I stood on the porch marveling at the heat. When was the rain going to come? I could see no clouds at all from where I stood. The day before, we had been threatened by thunder all afternoon, but when it came down to it all the rain we got amounted to a few, brief, noisy, celebrated drops--drops that I found disappointing in their small number.

And then I heard the slightest “pip!” and the layer of sky above me up to the height of the roof and a bit beyond was alive with birds, mostly swallows, their unusual tail points briefly visible as they darted and rose through the air.
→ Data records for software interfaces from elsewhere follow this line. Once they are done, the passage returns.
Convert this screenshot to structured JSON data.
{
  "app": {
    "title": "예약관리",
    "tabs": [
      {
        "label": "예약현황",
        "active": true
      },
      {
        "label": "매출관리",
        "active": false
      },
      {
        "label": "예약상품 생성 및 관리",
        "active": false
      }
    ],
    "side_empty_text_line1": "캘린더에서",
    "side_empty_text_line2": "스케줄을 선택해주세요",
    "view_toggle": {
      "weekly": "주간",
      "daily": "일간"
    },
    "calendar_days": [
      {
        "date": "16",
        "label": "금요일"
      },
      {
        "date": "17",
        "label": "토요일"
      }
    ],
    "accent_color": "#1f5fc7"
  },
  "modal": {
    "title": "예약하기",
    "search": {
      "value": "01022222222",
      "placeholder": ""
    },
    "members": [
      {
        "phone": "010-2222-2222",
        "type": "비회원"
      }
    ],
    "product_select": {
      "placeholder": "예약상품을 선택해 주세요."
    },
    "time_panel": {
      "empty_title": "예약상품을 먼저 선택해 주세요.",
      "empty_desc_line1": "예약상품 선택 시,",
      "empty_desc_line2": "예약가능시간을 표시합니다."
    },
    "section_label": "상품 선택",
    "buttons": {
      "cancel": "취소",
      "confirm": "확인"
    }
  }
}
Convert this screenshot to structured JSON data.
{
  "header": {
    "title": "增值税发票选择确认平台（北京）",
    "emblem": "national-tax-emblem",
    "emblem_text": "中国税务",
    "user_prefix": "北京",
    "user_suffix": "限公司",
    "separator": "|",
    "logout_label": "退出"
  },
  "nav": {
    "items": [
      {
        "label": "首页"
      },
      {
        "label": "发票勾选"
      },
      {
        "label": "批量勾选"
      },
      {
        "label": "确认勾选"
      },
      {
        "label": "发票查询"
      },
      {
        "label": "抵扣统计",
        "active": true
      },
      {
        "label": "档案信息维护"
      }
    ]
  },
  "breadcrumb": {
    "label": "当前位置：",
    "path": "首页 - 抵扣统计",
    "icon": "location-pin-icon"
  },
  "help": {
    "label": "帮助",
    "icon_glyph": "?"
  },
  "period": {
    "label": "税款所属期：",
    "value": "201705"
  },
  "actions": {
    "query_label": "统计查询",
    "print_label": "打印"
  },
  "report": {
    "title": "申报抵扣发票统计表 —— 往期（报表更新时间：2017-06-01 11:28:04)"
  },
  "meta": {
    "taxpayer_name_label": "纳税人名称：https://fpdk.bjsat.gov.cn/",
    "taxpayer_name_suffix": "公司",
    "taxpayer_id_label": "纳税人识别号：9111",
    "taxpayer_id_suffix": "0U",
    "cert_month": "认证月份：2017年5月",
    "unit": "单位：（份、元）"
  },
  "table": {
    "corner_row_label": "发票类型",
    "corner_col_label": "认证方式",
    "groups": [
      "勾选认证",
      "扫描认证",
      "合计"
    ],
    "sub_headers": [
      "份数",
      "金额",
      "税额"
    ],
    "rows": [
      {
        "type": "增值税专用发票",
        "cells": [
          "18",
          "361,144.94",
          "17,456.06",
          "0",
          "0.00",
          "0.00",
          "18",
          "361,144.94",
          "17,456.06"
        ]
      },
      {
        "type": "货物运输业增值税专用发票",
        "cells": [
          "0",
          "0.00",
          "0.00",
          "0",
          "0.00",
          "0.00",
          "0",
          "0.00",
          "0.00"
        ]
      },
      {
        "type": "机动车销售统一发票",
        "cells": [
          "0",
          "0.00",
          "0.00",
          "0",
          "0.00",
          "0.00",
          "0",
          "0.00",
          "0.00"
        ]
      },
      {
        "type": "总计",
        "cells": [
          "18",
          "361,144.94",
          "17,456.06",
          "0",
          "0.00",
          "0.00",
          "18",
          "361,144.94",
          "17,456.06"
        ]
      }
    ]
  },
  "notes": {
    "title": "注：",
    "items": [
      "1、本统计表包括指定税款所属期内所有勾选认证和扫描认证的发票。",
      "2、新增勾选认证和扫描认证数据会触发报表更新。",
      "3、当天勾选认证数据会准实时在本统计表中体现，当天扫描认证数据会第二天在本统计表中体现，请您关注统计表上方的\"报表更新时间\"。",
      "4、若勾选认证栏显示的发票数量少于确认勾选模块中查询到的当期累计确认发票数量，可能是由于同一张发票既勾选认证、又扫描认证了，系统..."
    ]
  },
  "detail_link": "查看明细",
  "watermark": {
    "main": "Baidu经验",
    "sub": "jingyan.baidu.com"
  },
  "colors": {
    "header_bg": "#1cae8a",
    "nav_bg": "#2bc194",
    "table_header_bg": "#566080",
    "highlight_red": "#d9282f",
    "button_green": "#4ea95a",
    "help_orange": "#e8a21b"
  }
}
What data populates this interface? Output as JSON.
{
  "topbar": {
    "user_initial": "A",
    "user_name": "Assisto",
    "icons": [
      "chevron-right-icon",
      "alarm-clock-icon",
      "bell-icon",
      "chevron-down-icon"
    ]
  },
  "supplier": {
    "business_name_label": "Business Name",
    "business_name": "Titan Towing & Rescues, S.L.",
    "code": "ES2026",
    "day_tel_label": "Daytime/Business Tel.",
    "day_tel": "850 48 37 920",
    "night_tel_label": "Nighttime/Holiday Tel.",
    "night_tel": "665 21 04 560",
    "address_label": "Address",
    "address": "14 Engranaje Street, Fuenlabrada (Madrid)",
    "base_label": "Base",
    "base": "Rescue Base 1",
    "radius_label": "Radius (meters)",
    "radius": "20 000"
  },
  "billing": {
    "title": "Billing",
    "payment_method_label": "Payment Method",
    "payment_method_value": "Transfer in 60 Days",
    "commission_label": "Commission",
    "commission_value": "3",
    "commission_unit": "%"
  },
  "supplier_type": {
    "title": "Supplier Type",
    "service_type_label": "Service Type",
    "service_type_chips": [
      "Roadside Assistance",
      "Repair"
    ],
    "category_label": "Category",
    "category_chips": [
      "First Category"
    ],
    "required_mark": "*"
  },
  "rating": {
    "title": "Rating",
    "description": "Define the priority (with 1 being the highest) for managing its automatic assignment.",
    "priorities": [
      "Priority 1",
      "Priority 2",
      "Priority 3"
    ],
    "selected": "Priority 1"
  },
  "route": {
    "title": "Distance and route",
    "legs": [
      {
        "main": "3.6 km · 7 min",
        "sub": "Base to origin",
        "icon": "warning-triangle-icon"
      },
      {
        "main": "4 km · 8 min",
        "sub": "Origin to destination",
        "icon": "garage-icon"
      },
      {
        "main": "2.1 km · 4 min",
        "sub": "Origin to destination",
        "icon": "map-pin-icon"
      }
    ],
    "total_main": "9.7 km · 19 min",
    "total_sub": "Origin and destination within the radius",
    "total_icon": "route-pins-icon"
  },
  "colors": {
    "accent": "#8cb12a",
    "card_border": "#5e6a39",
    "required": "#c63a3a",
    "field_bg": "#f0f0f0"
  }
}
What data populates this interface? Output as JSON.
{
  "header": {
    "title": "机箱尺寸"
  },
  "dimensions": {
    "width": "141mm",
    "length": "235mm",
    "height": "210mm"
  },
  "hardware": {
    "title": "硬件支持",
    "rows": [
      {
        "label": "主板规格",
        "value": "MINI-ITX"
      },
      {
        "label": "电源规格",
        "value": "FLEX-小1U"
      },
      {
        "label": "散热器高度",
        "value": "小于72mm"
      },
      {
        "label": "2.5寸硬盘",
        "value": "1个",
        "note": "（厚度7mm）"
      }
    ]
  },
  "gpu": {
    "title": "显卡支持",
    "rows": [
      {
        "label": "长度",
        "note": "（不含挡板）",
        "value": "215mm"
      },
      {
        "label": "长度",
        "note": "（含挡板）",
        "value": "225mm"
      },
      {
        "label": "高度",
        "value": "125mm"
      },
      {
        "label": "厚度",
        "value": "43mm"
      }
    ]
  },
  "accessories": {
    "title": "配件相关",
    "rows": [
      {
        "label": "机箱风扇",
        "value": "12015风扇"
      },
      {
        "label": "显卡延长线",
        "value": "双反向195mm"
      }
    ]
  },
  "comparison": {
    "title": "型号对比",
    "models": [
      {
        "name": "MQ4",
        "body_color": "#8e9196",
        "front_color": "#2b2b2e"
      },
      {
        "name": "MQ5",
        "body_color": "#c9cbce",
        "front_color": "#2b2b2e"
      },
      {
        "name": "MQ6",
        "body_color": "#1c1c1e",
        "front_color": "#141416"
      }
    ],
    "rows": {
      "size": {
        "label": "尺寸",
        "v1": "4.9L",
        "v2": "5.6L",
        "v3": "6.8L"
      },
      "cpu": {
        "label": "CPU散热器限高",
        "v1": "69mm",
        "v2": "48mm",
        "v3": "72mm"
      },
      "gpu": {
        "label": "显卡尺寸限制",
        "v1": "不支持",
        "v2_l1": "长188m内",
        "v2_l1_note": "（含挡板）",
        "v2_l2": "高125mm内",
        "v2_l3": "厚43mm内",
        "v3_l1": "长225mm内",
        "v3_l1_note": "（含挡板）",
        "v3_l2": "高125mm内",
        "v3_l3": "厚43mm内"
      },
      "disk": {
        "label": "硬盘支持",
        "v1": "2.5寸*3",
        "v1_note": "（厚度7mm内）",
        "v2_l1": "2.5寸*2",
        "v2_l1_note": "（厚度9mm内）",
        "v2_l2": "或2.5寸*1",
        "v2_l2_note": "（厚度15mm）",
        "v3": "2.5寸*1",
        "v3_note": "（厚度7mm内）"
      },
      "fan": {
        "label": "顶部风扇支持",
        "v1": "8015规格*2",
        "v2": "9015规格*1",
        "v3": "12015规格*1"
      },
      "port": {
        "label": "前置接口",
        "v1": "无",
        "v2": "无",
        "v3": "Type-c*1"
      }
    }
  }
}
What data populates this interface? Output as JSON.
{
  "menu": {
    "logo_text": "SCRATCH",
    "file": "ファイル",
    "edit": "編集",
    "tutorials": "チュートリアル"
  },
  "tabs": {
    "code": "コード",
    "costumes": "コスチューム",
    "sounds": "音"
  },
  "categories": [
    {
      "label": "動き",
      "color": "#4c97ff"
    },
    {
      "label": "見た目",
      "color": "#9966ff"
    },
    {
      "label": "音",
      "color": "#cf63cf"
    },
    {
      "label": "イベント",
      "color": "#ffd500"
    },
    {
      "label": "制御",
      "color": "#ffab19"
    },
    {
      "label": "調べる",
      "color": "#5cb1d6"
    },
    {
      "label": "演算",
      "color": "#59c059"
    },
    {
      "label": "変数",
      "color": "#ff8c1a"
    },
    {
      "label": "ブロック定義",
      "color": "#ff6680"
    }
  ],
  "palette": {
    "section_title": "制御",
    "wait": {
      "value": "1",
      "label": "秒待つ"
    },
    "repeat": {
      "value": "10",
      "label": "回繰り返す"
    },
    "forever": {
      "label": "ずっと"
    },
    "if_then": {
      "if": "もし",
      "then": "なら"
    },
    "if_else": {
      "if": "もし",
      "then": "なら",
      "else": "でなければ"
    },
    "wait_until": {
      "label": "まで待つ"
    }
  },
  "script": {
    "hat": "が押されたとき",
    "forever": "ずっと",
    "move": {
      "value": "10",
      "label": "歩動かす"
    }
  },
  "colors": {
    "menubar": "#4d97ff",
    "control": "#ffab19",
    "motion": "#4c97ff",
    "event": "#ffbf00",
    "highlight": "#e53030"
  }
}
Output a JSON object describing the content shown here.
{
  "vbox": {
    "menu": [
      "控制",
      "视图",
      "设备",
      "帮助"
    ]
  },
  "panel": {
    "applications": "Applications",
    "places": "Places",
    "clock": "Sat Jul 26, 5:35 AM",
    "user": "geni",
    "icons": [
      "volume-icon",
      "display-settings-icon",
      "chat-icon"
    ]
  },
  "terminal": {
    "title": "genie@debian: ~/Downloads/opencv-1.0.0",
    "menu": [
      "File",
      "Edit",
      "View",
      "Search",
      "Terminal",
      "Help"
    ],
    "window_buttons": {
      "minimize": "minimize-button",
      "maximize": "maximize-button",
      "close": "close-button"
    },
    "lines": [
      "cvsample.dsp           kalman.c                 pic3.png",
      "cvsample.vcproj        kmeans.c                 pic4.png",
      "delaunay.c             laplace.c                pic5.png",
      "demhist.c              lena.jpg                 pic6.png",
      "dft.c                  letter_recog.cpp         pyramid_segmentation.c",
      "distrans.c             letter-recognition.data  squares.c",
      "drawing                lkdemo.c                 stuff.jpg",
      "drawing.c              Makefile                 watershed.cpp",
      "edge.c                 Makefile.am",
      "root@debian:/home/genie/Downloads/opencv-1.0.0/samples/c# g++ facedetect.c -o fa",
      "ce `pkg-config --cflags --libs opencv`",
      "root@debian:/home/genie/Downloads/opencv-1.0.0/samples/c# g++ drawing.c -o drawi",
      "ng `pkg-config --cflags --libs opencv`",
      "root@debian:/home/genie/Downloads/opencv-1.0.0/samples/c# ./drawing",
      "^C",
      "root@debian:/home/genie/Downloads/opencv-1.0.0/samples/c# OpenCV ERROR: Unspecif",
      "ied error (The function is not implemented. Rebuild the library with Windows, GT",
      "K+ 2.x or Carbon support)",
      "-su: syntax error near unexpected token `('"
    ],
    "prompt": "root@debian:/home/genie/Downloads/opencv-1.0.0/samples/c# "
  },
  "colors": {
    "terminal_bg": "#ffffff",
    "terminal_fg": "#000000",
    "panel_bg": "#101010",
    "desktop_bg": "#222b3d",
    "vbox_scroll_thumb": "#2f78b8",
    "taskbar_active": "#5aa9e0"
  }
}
It was a number of birds more than I could count, and though I couldn’t even see what they were eating, they must have been eating a lot of it. Then they all rested for a few seconds on the roof, and went at it again.

I went inside.

On the shady side of the house the roof was liberally peppered with resting swallows and the old dog Cherry stood at the bank of windows up at the top of stairs, her tags jingling with excitement, her ears pricked, her tip-toed stance lively and shifting with the slightest movement of the birds outside. There were so many of them, blue with rust-colored chests, and those funny little u-shaped tails, with two points. They seemed to do a lot of resting, and then a lot of flying about, diving and dashing into the air. Cherry whined just a bit, under her breath, like she was whispering a secret to me, knowing as a good hunting dog does that being quiet would prolong her delight in watching. Schwartz joined her, his uncanny cat sense telling him when there’s something good to do. But he hung back, having been scolded all summer by the loud squeaks of titmice. He had learned to stay where he could see and watch but not alarm the performers.

They saw the swallows on the roof